The Hurricane is a British single-seat fighter of wood and metal construction. The prototype flew in November 1935 and the first serial production aircraft were completed in October 1937. By the beginning of the Second World War, nearly 500 Hurricanes had been built, although the type was nearing obsolescence. In the Battle of Britain in the late summer and autumn of 1940, the Hurricane was the most numerous fighter in the Royal Air Force and achieved success especially against German bombers.
The Finnish Air Force ordered 12 practically new Hurricane Mk Is in February 1940. Finnish pilots flew the aircraft to Finland from Britain, where they received a short familiarisation training on the type. The route was across the North Sea from Scotland to Norway, and then through Sweden to Finland. Two aircraft were lost on the ferry flights. The remaining aircraft arrived in Finland in early March 1940, too late to see combat in the Winter War.
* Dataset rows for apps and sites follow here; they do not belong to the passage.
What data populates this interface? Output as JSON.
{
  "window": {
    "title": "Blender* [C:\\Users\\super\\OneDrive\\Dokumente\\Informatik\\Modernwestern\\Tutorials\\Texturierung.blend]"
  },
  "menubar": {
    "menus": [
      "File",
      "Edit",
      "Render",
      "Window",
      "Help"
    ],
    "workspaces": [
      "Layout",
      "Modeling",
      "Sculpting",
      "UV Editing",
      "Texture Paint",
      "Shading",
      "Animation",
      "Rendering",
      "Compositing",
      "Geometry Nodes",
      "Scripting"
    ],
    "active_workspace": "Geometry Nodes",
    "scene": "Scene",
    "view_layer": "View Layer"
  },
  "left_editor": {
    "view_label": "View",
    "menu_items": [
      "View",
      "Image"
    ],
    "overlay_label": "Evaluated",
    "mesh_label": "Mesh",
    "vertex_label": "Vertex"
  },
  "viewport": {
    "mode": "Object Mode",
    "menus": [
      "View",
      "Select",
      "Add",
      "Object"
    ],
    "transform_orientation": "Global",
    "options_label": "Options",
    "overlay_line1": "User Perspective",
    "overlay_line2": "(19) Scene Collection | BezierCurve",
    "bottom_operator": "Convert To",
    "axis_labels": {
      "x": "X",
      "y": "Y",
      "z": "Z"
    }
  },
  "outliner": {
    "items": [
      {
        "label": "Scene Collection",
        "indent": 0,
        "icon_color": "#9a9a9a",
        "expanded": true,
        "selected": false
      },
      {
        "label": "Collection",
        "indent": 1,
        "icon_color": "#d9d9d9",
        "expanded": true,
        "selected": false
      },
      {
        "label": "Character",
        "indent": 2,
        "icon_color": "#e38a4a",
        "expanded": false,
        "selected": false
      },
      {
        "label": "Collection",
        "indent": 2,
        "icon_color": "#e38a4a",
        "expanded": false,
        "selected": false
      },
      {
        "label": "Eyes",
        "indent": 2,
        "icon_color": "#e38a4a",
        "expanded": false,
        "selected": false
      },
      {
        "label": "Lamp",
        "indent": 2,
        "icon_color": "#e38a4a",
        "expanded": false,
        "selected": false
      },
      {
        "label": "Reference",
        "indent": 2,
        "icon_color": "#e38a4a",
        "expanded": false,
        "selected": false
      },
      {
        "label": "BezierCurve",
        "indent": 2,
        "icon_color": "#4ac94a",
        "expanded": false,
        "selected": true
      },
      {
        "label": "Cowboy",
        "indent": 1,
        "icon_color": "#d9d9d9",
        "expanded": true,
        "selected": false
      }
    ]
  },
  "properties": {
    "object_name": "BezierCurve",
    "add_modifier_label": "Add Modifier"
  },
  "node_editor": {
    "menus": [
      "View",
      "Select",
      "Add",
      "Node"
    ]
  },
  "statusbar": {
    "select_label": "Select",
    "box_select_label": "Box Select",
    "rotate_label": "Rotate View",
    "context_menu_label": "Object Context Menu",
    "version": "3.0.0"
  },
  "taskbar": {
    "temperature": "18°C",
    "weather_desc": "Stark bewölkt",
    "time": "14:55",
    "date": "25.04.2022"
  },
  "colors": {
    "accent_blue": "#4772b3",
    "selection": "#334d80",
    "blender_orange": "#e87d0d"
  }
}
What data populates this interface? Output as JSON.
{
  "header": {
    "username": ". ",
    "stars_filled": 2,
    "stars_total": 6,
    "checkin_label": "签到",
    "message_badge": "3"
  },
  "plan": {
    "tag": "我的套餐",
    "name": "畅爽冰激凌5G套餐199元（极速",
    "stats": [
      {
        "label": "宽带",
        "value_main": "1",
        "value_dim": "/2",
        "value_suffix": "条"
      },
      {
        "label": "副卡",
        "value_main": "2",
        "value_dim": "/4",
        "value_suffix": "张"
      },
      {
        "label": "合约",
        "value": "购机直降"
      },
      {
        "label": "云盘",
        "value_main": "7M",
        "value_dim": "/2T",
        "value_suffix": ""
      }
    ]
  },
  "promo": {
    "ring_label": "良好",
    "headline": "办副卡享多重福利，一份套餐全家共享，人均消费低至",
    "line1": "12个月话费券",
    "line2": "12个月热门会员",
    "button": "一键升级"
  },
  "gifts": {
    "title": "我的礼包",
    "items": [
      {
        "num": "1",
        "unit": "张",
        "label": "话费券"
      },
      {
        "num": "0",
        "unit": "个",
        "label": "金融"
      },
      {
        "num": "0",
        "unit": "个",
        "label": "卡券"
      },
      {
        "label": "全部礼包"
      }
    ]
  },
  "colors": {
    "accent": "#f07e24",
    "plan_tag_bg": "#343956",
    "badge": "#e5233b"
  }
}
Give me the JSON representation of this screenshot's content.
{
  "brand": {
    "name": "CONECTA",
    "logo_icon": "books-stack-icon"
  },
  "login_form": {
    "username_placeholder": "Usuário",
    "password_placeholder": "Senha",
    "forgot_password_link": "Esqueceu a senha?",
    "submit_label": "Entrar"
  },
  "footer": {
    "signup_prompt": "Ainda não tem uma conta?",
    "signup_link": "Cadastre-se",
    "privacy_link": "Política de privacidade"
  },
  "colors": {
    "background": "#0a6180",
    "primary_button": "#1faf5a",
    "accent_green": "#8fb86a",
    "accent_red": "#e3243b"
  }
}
Lack of spares hampered Hurricane operations from the onset of the Continuation War, and the type saw only limited operational use. In an attempt to obtain spares, the Finns even resorted to scouring the crash sites of downed enemy Hurricanes. Britain delivered almost 3,000 Hurricanes to the Soviet Union under the lend-lease agreement. One of them ‒ a Mk IIA that had force-landed near the front line ‒ was repaired and taken into Finnish service as HC-465.
The importance of the world-renowned Hurricane for Finland was small, mainly due to the small number of aircraft and the chronical spares shortage. Finnish Hurricanes were credited with 5½ victories. Finnish pilots found the Hurricane easy to fly but not very manoeuvrable at low altitudes. Instead, at altitudes of over 4,000 meters, for which the aircraft was designed, the type was very agile. The Hurricane was the first aircraft in the Air Force to exceed 500 kilometres per hour in level flight. With 208 flight hours, the museum’s HC-452 is the highest-time Finnish Hurricane and was credited with 2½ victories. It is also one of the best-preserved wartime fighters in the collection ‒ even the paintwork and fabric covering have survived in their original condition.
Hawker Aircraft Ltd, Great Britain
Wing span 12.19 m; Maximum speed 510 km/h; Length 9.58 m; Height 4.04 m.i 12,19 m; Suurin nopeus 510 km/h; Pituus 9,58 m; Korkeus 4,04 m.